Obama: Remember Veterans Past, Present on Memorial Day
By Jim Garamone
American Forces Press Service
WASHINGTON, May. 26, 2012 President Barack Obama today urged all Americans to remember those who sacrificed for the country and to help service members still feeling the effects of war.
In his Saturday address, the president reminded Americans that Memorial Day is more than just a well-earned three-day weekend. “In town squares and national cemeteries, in public services and moments of quiet reflection, we will honor those who loved their country enough to sacrifice their own lives for it,” he said.
On Monday, Obama will place a wreath at the Tomb of the Unknowns at Arlington National Cemetery. The ceremony honors all Americans who died in war from those at Concord and Lexington to Baghdad and Kandahar.
Later in the day, he will participate in a ceremony at the Vietnam Veterans Memorial here marking the 50th anniversary of the war that claimed 58,000 Americans. “It’s another chance to honor those we lost at places like Hue, Khe Sanh, Danang and Hamburger Hill,” he said. “And we’ll be calling on you — the American people — to join us in thanking our Vietnam veterans in your communities.”
But even as Americans remember those who died, they need to remember the veterans who also sacrificed, the president said. Hundreds of thousands of service members have served in Iraq and Afghanistan, tens of thousands of them have been wounded.
“We have to serve them and their families as well as they have served us: By making sure that they get the healthcare and benefits they need; by caring for our wounded warriors and supporting our military families; and by giving veterans the chance to go to college, find a good job, and enjoy the freedom that they risked everything to protect,” he said.

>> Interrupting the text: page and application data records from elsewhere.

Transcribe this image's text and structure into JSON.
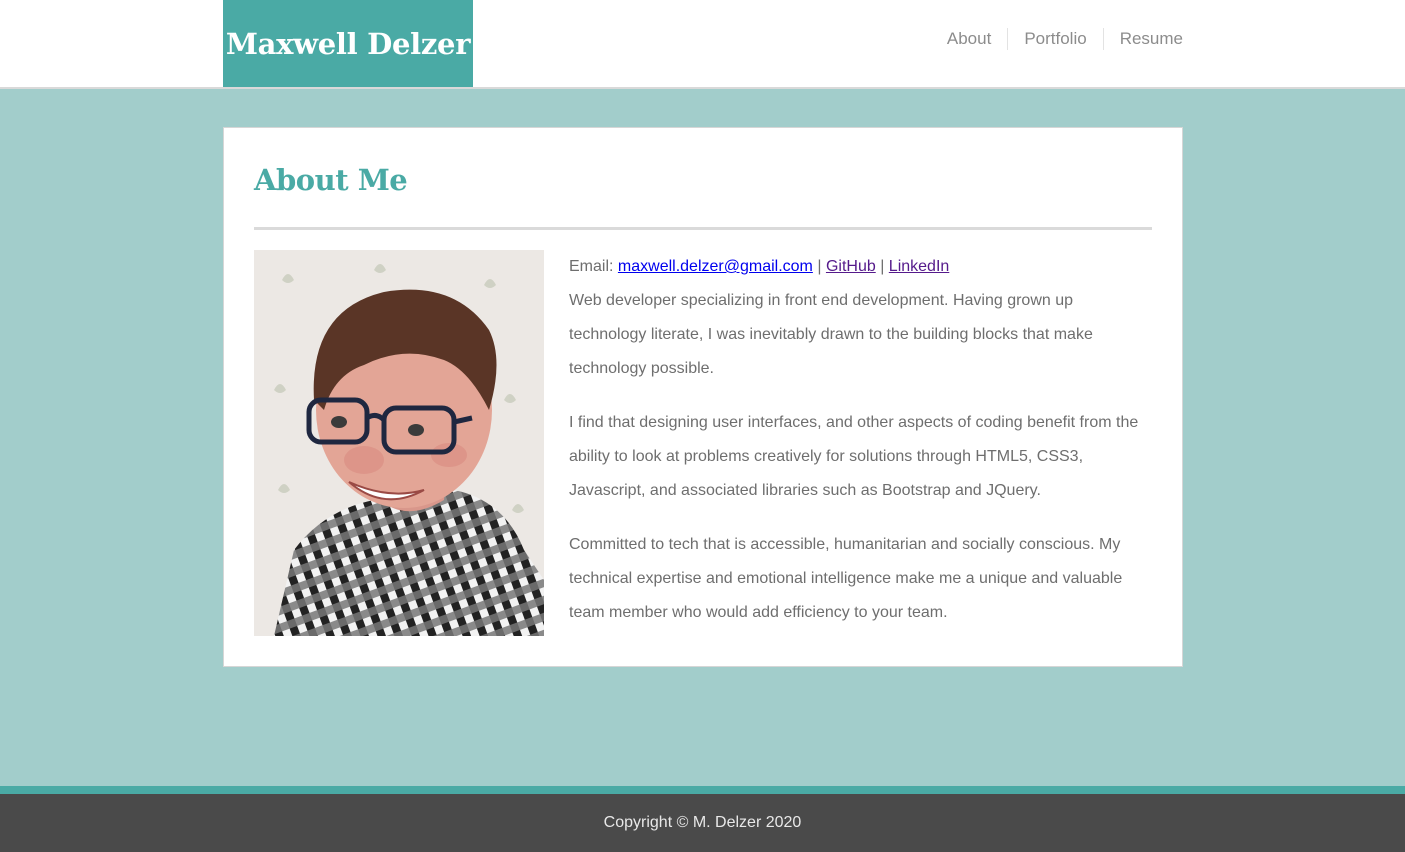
{
  "header": {
    "site_title": "Maxwell Delzer",
    "brand_color": "#4aaaa5",
    "nav": [
      {
        "label": "About"
      },
      {
        "label": "Portfolio"
      },
      {
        "label": "Resume"
      }
    ]
  },
  "about": {
    "title": "About Me",
    "photo_icon": "profile-photo",
    "email_label": "Email:",
    "email": "maxwell.delzer@gmail.com",
    "sep1": "|",
    "github": "GitHub",
    "sep2": "|",
    "linkedin": "LinkedIn",
    "paragraphs": [
      "Web developer specializing in front end development. Having grown up technology literate, I was inevitably drawn to the building blocks that make technology possible.",
      "I find that designing user interfaces, and other aspects of coding benefit from the ability to look at problems creatively for solutions through HTML5, CSS3, Javascript, and associated libraries such as Bootstrap and JQuery.",
      "Committed to tech that is accessible, humanitarian and socially conscious. My technical expertise and emotional intelligence make me a unique and valuable team member who would add efficiency to your team."
    ]
  },
  "footer": {
    "copyright": "Copyright © M. Delzer 2020"
  }
}
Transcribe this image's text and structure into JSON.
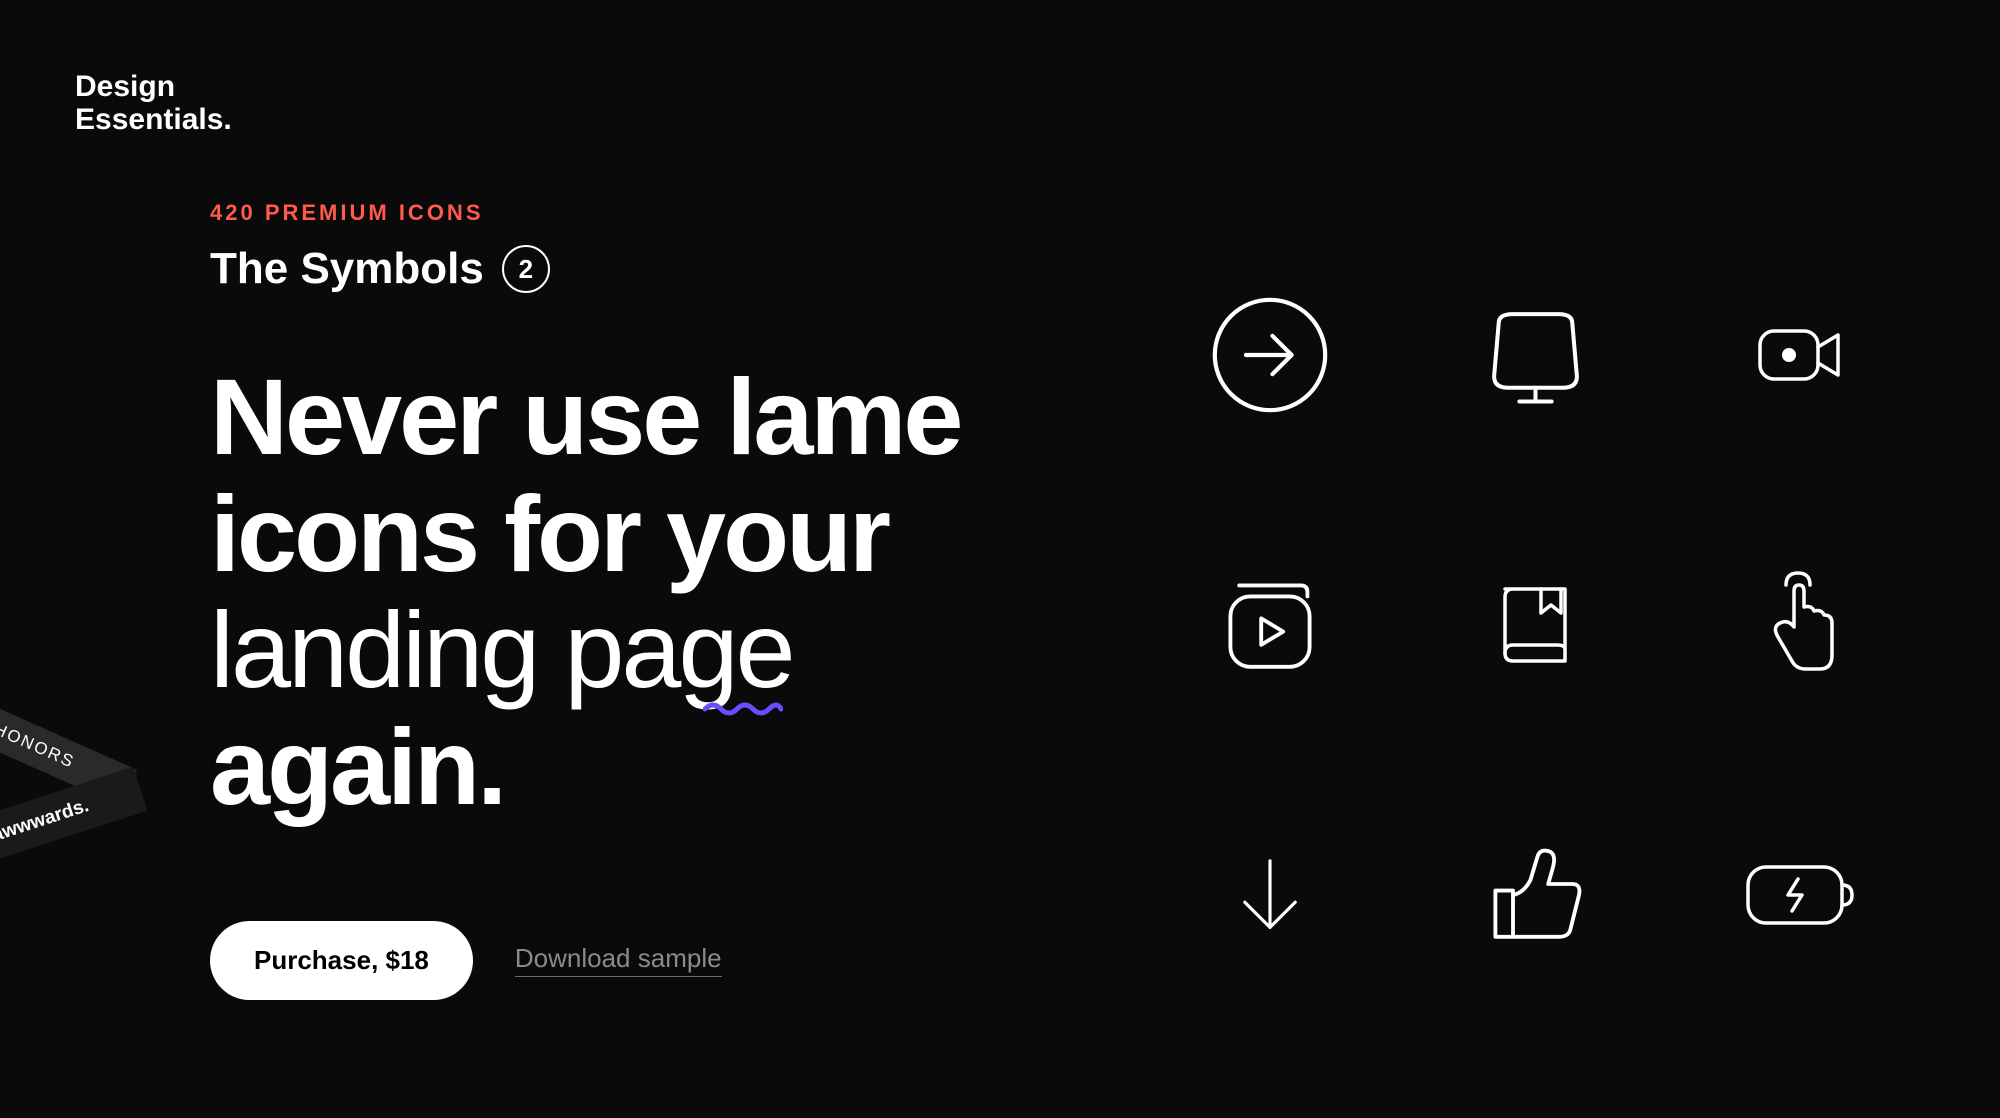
{
  "logo": {
    "line1": "Design",
    "line2": "Essentials."
  },
  "eyebrow": "420 PREMIUM ICONS",
  "subtitle": "The Symbols",
  "version": "2",
  "headline": {
    "line1": "Never use lame",
    "line2": "icons for your",
    "line3_light": "landing page",
    "line4": "again."
  },
  "cta": {
    "purchase": "Purchase, $18",
    "download": "Download sample"
  },
  "awards": {
    "top": "HONORS",
    "bottom": "awwwards."
  },
  "icons": [
    "arrow-right-circle-icon",
    "monitor-icon",
    "video-camera-icon",
    "play-stack-icon",
    "bookmark-book-icon",
    "tap-finger-icon",
    "arrow-down-icon",
    "thumbs-up-icon",
    "battery-charging-icon"
  ]
}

The country owes these Americans for their service, Obama said. “Our men and women in uniform took an oath to defend our country at all costs, and today, as members of the finest military the world has ever known, they uphold that oath with dignity and courage,” he said.

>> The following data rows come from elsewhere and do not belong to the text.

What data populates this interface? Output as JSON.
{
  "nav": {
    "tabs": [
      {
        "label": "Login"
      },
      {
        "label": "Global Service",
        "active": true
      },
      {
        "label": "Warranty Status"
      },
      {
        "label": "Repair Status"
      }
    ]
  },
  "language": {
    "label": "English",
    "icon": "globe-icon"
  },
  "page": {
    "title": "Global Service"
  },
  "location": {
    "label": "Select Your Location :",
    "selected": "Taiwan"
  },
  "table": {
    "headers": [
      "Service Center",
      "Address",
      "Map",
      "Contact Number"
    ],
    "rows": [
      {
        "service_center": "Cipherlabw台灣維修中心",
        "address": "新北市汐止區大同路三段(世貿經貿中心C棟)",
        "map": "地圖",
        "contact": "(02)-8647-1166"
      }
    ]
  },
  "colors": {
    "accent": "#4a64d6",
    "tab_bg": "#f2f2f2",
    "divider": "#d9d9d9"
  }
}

Americans need to let these veterans and their families know they are appreciated and cherished. “On Memorial Day, we come together as Americans to let these families and veterans know that they are not alone,” the president said. “We give thanks for those who sacrificed everything so that we could be free. And we commit ourselves to upholding the ideals for which so many patriots have fought and died.”